Singh MK, Cocchiaro MF, Kittleson MD: NT-proBNP measurement fails to reliably identify subclinical hypertrophic cardiomyopathy in Maine Coon cats, J Feline Med Surg 12:942, 2010.

Natriuretic peptide concentrations have become sensitive, specific and reliable in recognizing and managing heart disease and failure in human patients. The development of a feline commercial assay for a natriuretic peptide called NT-proBNP has elevated interest in its use as a biomarker for feline cardiac disease. Feline hypertrophic cardiomyopathy (HCM) can be found in the Maine Coons as well as other cats. Disease can range from mild to severe and affected cats can show no clinical signs, making detection by physical examination very difficult.
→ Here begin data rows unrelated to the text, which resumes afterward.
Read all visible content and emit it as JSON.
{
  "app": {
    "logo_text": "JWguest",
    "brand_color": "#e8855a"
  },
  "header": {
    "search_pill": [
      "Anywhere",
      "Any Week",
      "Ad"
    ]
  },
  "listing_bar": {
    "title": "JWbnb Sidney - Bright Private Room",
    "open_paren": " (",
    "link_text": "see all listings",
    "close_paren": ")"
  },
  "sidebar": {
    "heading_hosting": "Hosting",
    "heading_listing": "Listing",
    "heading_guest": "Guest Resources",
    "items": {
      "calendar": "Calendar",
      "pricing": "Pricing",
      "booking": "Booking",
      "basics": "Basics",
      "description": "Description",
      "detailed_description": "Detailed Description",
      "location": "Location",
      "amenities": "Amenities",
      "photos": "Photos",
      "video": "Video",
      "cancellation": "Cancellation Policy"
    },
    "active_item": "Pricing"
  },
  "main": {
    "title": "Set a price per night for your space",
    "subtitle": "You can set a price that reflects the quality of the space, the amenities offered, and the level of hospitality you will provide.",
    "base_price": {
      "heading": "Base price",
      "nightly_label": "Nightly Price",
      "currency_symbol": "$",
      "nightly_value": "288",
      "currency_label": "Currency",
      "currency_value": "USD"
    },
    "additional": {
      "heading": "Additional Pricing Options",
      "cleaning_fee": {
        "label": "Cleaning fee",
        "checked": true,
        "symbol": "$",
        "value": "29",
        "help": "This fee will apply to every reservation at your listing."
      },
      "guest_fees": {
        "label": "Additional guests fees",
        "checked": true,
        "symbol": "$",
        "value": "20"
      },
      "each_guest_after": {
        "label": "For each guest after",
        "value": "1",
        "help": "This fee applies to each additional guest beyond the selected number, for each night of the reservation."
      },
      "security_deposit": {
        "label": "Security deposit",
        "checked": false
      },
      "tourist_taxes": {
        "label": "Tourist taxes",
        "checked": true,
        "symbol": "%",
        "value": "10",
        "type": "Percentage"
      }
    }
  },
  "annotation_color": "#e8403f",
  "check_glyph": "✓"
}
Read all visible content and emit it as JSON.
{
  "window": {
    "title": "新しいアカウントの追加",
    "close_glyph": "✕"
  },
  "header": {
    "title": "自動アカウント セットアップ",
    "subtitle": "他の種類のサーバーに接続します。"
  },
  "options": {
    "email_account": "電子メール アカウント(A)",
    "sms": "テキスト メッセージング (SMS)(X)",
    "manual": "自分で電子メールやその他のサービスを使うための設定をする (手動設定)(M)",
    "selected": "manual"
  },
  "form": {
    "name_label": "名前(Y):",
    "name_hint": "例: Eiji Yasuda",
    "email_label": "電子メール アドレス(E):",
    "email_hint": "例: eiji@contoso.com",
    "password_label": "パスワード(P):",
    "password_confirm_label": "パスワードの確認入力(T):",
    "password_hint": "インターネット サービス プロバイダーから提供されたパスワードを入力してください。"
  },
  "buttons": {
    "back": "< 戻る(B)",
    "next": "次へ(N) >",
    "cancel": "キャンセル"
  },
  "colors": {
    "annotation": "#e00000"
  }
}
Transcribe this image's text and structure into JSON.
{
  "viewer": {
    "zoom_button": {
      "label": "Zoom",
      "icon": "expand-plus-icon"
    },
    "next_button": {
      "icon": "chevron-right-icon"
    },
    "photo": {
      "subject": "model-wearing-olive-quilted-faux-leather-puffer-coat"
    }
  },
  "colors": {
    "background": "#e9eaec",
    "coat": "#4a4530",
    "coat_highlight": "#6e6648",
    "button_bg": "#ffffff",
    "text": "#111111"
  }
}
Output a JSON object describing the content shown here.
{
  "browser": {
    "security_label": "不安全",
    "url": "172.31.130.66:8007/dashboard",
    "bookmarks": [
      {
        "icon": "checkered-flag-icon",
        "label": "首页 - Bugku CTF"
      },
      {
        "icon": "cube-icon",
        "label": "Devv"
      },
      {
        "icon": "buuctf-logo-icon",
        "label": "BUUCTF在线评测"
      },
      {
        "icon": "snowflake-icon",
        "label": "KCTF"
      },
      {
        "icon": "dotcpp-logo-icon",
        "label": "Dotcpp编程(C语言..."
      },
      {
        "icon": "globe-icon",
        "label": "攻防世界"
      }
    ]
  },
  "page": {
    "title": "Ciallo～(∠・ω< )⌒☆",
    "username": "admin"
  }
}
This study measured plasma NT-proBNP concentrations in 35 Maine Coon cats that had a previous classification of normal, equivocal, moderate or severe HCM via echocardiography. It was found that cats with severe HCM had a significantly higher NT-proBNP concentration compared with the other groups. However, 56% of cats with severe disease in this study would have been considered normal based on a NT-proBNP concentration; the sensitivity for diagnosing severe disease was only 44% (at a cutoff of ≤100 pmol/l). For any other condition less than severe HCM, the measurement of NT-proBNP concentration was found to be insensitive. Cats with equivocal and moderate disease were not identified by this assay. This study indicates that NT-proBNP measurement is not an accurate screening tool for the diagnosis of HCM in this population of Maine Coon cats. [VT]

Related articles:
Connolly DJ: Natriuretic peptides: the feline experience, Vet Clin North Am Small Anim Pract 40:559, 2010.